EXERCISE GOAL: Return each line in the records below that includes "true".

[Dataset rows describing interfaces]
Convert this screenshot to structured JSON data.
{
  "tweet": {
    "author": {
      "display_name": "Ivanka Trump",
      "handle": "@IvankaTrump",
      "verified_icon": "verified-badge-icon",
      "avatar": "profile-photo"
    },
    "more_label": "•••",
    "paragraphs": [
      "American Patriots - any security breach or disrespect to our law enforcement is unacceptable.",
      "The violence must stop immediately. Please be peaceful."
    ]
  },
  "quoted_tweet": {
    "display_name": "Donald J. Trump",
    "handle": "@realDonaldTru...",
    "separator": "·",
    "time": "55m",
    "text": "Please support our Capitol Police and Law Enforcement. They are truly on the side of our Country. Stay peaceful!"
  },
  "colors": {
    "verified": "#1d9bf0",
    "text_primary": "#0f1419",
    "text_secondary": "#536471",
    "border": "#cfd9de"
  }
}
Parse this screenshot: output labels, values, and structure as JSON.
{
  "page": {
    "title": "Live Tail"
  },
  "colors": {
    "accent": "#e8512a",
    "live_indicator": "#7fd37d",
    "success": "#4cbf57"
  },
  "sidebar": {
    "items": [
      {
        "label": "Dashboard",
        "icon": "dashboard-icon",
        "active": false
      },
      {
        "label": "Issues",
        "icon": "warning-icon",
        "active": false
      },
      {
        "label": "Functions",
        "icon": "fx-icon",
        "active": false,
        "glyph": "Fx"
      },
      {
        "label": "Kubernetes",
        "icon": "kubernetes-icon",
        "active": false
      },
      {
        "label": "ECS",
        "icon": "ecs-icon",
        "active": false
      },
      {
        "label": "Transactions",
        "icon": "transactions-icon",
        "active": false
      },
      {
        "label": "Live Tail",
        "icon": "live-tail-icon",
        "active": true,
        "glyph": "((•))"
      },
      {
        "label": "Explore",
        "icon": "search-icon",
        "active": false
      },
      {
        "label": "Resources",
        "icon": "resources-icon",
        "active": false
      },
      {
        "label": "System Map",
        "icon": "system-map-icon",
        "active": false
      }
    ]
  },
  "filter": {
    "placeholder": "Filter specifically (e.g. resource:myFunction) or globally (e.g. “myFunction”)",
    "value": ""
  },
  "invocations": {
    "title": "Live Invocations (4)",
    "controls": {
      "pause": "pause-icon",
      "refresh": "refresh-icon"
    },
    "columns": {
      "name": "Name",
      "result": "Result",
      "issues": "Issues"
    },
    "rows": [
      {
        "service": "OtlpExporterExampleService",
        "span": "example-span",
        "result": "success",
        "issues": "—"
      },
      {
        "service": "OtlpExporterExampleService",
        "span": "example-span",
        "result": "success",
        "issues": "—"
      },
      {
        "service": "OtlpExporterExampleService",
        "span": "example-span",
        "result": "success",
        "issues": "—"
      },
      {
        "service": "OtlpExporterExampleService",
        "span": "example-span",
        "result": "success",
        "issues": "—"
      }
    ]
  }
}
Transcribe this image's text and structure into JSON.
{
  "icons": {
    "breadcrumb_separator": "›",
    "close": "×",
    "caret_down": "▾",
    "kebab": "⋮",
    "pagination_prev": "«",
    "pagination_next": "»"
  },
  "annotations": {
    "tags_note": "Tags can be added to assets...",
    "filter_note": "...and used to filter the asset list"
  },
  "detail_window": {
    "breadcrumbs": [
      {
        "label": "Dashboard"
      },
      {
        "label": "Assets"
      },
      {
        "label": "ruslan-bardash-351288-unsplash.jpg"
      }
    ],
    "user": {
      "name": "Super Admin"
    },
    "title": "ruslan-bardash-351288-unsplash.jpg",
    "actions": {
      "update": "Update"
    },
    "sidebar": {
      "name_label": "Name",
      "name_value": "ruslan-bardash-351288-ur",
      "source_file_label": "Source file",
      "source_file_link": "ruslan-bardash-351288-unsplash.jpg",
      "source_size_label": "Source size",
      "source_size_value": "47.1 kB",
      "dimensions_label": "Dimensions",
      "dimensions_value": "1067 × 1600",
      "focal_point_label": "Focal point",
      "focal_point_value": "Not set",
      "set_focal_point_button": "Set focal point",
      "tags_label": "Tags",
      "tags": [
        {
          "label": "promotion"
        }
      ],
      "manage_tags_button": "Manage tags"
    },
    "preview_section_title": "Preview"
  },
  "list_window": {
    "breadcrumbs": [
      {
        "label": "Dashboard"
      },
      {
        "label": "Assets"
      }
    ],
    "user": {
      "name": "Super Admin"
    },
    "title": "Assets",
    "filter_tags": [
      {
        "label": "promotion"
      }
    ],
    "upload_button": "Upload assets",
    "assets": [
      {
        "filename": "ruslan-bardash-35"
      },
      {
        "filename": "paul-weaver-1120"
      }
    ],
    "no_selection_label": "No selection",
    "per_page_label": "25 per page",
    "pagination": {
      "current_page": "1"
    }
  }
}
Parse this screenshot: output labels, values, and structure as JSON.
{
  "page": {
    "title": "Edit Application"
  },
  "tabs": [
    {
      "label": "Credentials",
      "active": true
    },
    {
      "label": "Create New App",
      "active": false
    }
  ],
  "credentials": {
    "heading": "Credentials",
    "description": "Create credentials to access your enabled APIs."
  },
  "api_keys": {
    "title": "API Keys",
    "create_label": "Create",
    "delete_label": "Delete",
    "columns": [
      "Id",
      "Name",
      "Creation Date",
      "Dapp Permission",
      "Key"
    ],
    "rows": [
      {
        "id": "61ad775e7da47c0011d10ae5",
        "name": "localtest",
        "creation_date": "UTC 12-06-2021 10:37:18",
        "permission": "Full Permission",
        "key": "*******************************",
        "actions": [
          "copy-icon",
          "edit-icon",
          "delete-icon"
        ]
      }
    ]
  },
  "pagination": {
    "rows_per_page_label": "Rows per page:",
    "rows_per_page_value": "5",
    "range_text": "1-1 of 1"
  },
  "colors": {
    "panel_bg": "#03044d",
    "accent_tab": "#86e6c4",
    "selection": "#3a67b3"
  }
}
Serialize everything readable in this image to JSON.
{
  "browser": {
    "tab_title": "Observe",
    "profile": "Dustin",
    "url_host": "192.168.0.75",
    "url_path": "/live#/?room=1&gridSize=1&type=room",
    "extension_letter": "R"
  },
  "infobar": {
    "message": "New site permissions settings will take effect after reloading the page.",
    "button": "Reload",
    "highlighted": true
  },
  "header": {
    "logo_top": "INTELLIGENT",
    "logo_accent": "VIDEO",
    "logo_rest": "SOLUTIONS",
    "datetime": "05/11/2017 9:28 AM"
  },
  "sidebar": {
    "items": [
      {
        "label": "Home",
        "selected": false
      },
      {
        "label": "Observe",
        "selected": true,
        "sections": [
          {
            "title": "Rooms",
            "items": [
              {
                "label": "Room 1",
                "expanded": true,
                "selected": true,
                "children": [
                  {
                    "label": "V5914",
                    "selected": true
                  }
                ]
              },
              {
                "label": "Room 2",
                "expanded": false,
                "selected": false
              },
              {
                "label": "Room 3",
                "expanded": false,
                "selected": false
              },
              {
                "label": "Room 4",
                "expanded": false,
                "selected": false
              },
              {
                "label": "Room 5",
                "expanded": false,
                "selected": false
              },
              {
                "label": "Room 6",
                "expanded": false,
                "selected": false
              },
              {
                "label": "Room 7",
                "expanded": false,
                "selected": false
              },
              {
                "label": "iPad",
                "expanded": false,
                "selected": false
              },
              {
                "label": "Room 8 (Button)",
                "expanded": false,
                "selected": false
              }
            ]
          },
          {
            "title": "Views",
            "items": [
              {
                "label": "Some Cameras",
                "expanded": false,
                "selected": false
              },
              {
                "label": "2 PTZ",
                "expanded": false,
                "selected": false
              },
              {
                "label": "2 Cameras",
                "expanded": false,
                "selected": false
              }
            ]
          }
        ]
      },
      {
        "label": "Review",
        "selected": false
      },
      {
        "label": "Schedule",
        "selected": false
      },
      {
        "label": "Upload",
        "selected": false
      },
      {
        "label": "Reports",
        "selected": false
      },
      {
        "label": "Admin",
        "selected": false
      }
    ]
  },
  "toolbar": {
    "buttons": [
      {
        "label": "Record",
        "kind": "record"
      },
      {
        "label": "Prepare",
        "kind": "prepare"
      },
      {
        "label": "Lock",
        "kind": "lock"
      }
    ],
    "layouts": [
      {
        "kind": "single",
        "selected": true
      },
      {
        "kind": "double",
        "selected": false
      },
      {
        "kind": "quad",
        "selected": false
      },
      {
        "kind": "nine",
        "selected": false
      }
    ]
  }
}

SOLUTION FOR THIS TASK:
        "active": true,
      "active": true
    "highlighted": true
        "selected": true,
                "expanded": true,
                "selected": true,
                    "selected": true
        "selected": true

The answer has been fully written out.